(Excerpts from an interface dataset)
++++++++++++++++++++

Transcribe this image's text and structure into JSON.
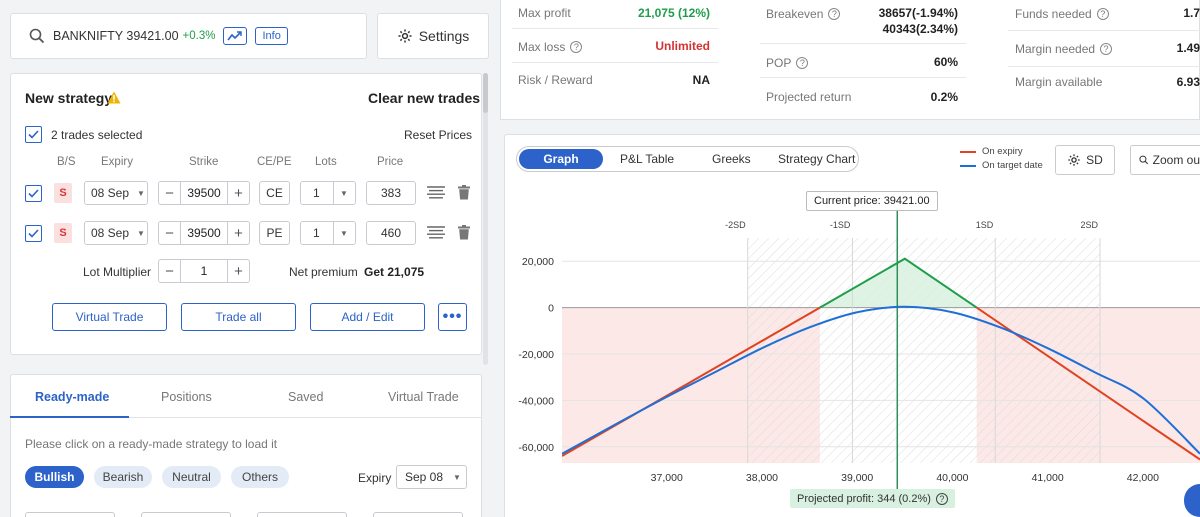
{
  "search": {
    "symbol_price": "BANKNIFTY 39421.00",
    "change": "+0.3%",
    "info_label": "Info"
  },
  "settings": {
    "label": "Settings"
  },
  "strategy": {
    "title": "New strategy",
    "clear_label": "Clear new trades",
    "trades_selected": "2 trades selected",
    "reset_label": "Reset Prices",
    "columns": [
      "B/S",
      "Expiry",
      "Strike",
      "CE/PE",
      "Lots",
      "Price"
    ],
    "trades": [
      {
        "side": "S",
        "expiry": "08 Sep",
        "strike": "39500",
        "type": "CE",
        "lots": "1",
        "price": "383"
      },
      {
        "side": "S",
        "expiry": "08 Sep",
        "strike": "39500",
        "type": "PE",
        "lots": "1",
        "price": "460"
      }
    ],
    "lot_multiplier_label": "Lot Multiplier",
    "lot_multiplier_value": "1",
    "net_premium_label": "Net premium",
    "net_premium_value": "Get 21,075",
    "buttons": {
      "virtual_trade": "Virtual Trade",
      "trade_all": "Trade all",
      "add_edit": "Add / Edit"
    }
  },
  "tabs_panel": {
    "tabs": [
      "Ready-made",
      "Positions",
      "Saved",
      "Virtual Trade"
    ],
    "hint": "Please click on a ready-made strategy to load it",
    "filters": [
      "Bullish",
      "Bearish",
      "Neutral",
      "Others"
    ],
    "expiry_label": "Expiry",
    "expiry_value": "Sep 08"
  },
  "stats": {
    "max_profit_label": "Max profit",
    "max_profit_value": "21,075 (12%)",
    "max_loss_label": "Max loss",
    "max_loss_value": "Unlimited",
    "risk_reward_label": "Risk / Reward",
    "risk_reward_value": "NA",
    "breakeven_label": "Breakeven",
    "breakeven_value_1": "38657(-1.94%)",
    "breakeven_value_2": "40343(2.34%)",
    "pop_label": "POP",
    "pop_value": "60%",
    "projected_return_label": "Projected return",
    "projected_return_value": "0.2%",
    "funds_needed_label": "Funds needed",
    "funds_needed_value": "1.7",
    "margin_needed_label": "Margin needed",
    "margin_needed_value": "1.49",
    "margin_available_label": "Margin available",
    "margin_available_value": "6.93"
  },
  "graph_tabs": {
    "items": [
      "Graph",
      "P&L Table",
      "Greeks",
      "Strategy Chart"
    ],
    "active": "Graph"
  },
  "legend": {
    "on_expiry": "On expiry",
    "on_target": "On target date"
  },
  "sd_button": "SD",
  "zoom_button": "Zoom ou",
  "colors": {
    "accent": "#2c62c9",
    "profit": "#1e9e4a",
    "loss": "#d33333",
    "expiry_line": "#e0431f",
    "target_line": "#1f6fd6"
  },
  "chart_data": {
    "type": "line",
    "x_ticks": [
      "37,000",
      "38,000",
      "39,000",
      "40,000",
      "41,000",
      "42,000"
    ],
    "y_ticks": [
      "20,000",
      "0",
      "-20,000",
      "-40,000",
      "-60,000"
    ],
    "xlim": [
      35900,
      42600
    ],
    "ylim": [
      -67000,
      30000
    ],
    "sd_labels": [
      "-2SD",
      "-1SD",
      "1SD",
      "2SD"
    ],
    "sd_values": [
      37850,
      38950,
      40450,
      41550
    ],
    "current_price": 39421,
    "current_price_label": "Current price: 39421.00",
    "projected_label": "Projected profit: 344 (0.2%)",
    "series": [
      {
        "name": "On expiry",
        "x": [
          35900,
          39500,
          42600
        ],
        "y": [
          -64000,
          21075,
          -65500
        ]
      },
      {
        "name": "On target date",
        "x": [
          35900,
          36500,
          37000,
          37500,
          38000,
          38500,
          39000,
          39500,
          40000,
          40500,
          41000,
          41500,
          42000,
          42600
        ],
        "y": [
          -63000,
          -49500,
          -38500,
          -28000,
          -17500,
          -8500,
          -2000,
          344,
          -2000,
          -8500,
          -17500,
          -28000,
          -39000,
          -63000
        ]
      }
    ]
  }
}
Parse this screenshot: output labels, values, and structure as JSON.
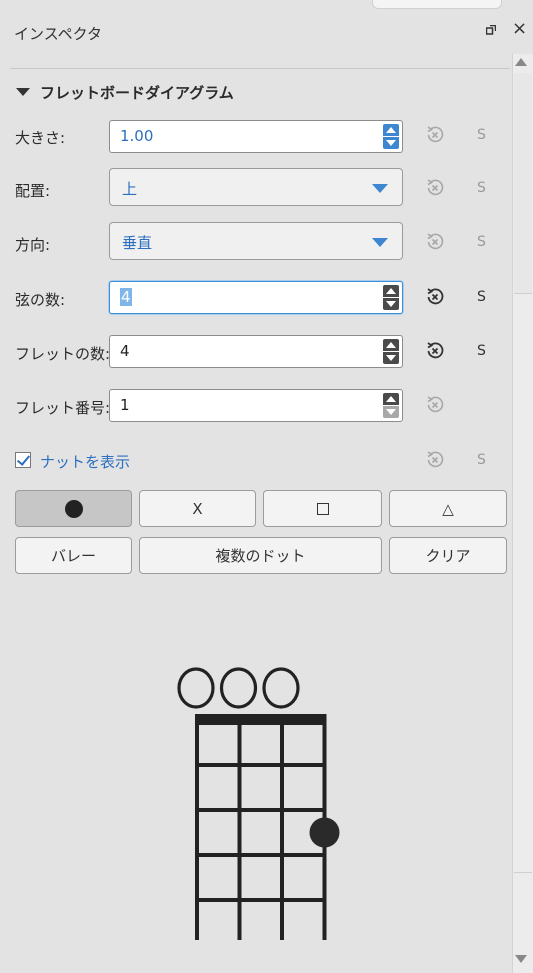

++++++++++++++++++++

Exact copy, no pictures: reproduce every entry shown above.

> [COMPLETED EXERCISE]
Transcribe this image's text and structure into JSON.
{
  "search": {
    "symbol_price": "BANKNIFTY 39421.00",
    "change": "+0.3%",
    "info_label": "Info"
  },
  "settings": {
    "label": "Settings"
  },
  "strategy": {
    "title": "New strategy",
    "clear_label": "Clear new trades",
    "trades_selected": "2 trades selected",
    "reset_label": "Reset Prices",
    "columns": [
      "B/S",
      "Expiry",
      "Strike",
      "CE/PE",
      "Lots",
      "Price"
    ],
    "trades": [
      {
        "side": "S",
        "expiry": "08 Sep",
        "strike": "39500",
        "type": "CE",
        "lots": "1",
        "price": "383"
      },
      {
        "side": "S",
        "expiry": "08 Sep",
        "strike": "39500",
        "type": "PE",
        "lots": "1",
        "price": "460"
      }
    ],
    "lot_multiplier_label": "Lot Multiplier",
    "lot_multiplier_value": "1",
    "net_premium_label": "Net premium",
    "net_premium_value": "Get 21,075",
    "buttons": {
      "virtual_trade": "Virtual Trade",
      "trade_all": "Trade all",
      "add_edit": "Add / Edit"
    }
  },
  "tabs_panel": {
    "tabs": [
      "Ready-made",
      "Positions",
      "Saved",
      "Virtual Trade"
    ],
    "hint": "Please click on a ready-made strategy to load it",
    "filters": [
      "Bullish",
      "Bearish",
      "Neutral",
      "Others"
    ],
    "expiry_label": "Expiry",
    "expiry_value": "Sep 08"
  },
  "stats": {
    "max_profit_label": "Max profit",
    "max_profit_value": "21,075 (12%)",
    "max_loss_label": "Max loss",
    "max_loss_value": "Unlimited",
    "risk_reward_label": "Risk / Reward",
    "risk_reward_value": "NA",
    "breakeven_label": "Breakeven",
    "breakeven_value_1": "38657(-1.94%)",
    "breakeven_value_2": "40343(2.34%)",
    "pop_label": "POP",
    "pop_value": "60%",
    "projected_return_label": "Projected return",
    "projected_return_value": "0.2%",
    "funds_needed_label": "Funds needed",
    "funds_needed_value": "1.7",
    "margin_needed_label": "Margin needed",
    "margin_needed_value": "1.49",
    "margin_available_label": "Margin available",
    "margin_available_value": "6.93"
  },
  "graph_tabs": {
    "items": [
      "Graph",
      "P&L Table",
      "Greeks",
      "Strategy Chart"
    ],
    "active": "Graph"
  },
  "legend": {
    "on_expiry": "On expiry",
    "on_target": "On target date"
  },
  "sd_button": "SD",
  "zoom_button": "Zoom ou",
  "colors": {
    "accent": "#2c62c9",
    "profit": "#1e9e4a",
    "loss": "#d33333",
    "expiry_line": "#e0431f",
    "target_line": "#1f6fd6"
  },
  "chart_data": {
    "type": "line",
    "x_ticks": [
      "37,000",
      "38,000",
      "39,000",
      "40,000",
      "41,000",
      "42,000"
    ],
    "y_ticks": [
      "20,000",
      "0",
      "-20,000",
      "-40,000",
      "-60,000"
    ],
    "xlim": [
      35900,
      42600
    ],
    "ylim": [
      -67000,
      30000
    ],
    "sd_labels": [
      "-2SD",
      "-1SD",
      "1SD",
      "2SD"
    ],
    "sd_values": [
      37850,
      38950,
      40450,
      41550
    ],
    "current_price": 39421,
    "current_price_label": "Current price: 39421.00",
    "projected_label": "Projected profit: 344 (0.2%)",
    "series": [
      {
        "name": "On expiry",
        "x": [
          35900,
          39500,
          42600
        ],
        "y": [
          -64000,
          21075,
          -65500
        ]
      },
      {
        "name": "On target date",
        "x": [
          35900,
          36500,
          37000,
          37500,
          38000,
          38500,
          39000,
          39500,
          40000,
          40500,
          41000,
          41500,
          42000,
          42600
        ],
        "y": [
          -63000,
          -49500,
          -38500,
          -28000,
          -17500,
          -8500,
          -2000,
          344,
          -2000,
          -8500,
          -17500,
          -28000,
          -39000,
          -63000
        ]
      }
    ]
  }
}
Parse this screenshot: output labels, values, and structure as JSON.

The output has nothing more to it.